● Task requirements
The response should consist of the records that follow, printed exactly.

++++

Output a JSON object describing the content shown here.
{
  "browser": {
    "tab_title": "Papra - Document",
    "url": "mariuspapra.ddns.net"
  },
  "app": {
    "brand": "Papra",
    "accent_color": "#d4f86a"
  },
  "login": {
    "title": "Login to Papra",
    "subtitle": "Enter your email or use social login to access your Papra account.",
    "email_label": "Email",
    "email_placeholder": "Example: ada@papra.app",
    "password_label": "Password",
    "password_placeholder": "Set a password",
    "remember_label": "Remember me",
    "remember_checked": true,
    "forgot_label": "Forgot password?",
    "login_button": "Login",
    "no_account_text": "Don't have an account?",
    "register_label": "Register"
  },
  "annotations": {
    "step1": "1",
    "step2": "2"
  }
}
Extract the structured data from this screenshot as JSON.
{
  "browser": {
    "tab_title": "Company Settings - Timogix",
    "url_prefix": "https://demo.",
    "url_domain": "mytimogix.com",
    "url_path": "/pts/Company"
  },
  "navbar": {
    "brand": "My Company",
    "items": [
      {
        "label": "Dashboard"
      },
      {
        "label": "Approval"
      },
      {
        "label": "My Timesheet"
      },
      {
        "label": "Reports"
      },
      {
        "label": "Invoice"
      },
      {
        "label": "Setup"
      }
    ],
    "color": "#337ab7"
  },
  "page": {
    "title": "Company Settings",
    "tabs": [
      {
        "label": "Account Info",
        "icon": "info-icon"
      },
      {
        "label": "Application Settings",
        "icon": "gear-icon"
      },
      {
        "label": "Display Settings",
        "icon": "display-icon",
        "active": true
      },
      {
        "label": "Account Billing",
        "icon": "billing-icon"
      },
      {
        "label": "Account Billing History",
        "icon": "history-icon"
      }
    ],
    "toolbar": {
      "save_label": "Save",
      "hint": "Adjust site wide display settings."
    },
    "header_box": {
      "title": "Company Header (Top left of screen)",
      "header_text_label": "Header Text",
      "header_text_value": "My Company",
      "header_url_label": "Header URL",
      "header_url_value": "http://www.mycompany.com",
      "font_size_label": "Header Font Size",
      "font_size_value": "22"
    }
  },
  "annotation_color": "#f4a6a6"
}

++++

● Written response
Output a JSON object describing the content shown here.
{
  "browser": {
    "tab_title": "Papra - Document",
    "url": "mariuspapra.ddns.net"
  },
  "app": {
    "brand": "Papra",
    "accent_color": "#d4f86a"
  },
  "login": {
    "title": "Login to Papra",
    "subtitle": "Enter your email or use social login to access your Papra account.",
    "email_label": "Email",
    "email_placeholder": "Example: ada@papra.app",
    "password_label": "Password",
    "password_placeholder": "Set a password",
    "remember_label": "Remember me",
    "remember_checked": true,
    "forgot_label": "Forgot password?",
    "login_button": "Login",
    "no_account_text": "Don't have an account?",
    "register_label": "Register"
  },
  "annotations": {
    "step1": "1",
    "step2": "2"
  }
}
Extract the structured data from this screenshot as JSON.
{
  "browser": {
    "tab_title": "Company Settings - Timogix",
    "url_prefix": "https://demo.",
    "url_domain": "mytimogix.com",
    "url_path": "/pts/Company"
  },
  "navbar": {
    "brand": "My Company",
    "items": [
      {
        "label": "Dashboard"
      },
      {
        "label": "Approval"
      },
      {
        "label": "My Timesheet"
      },
      {
        "label": "Reports"
      },
      {
        "label": "Invoice"
      },
      {
        "label": "Setup"
      }
    ],
    "color": "#337ab7"
  },
  "page": {
    "title": "Company Settings",
    "tabs": [
      {
        "label": "Account Info",
        "icon": "info-icon"
      },
      {
        "label": "Application Settings",
        "icon": "gear-icon"
      },
      {
        "label": "Display Settings",
        "icon": "display-icon",
        "active": true
      },
      {
        "label": "Account Billing",
        "icon": "billing-icon"
      },
      {
        "label": "Account Billing History",
        "icon": "history-icon"
      }
    ],
    "toolbar": {
      "save_label": "Save",
      "hint": "Adjust site wide display settings."
    },
    "header_box": {
      "title": "Company Header (Top left of screen)",
      "header_text_label": "Header Text",
      "header_text_value": "My Company",
      "header_url_label": "Header URL",
      "header_url_value": "http://www.mycompany.com",
      "font_size_label": "Header Font Size",
      "font_size_value": "22"
    }
  },
  "annotation_color": "#f4a6a6"
}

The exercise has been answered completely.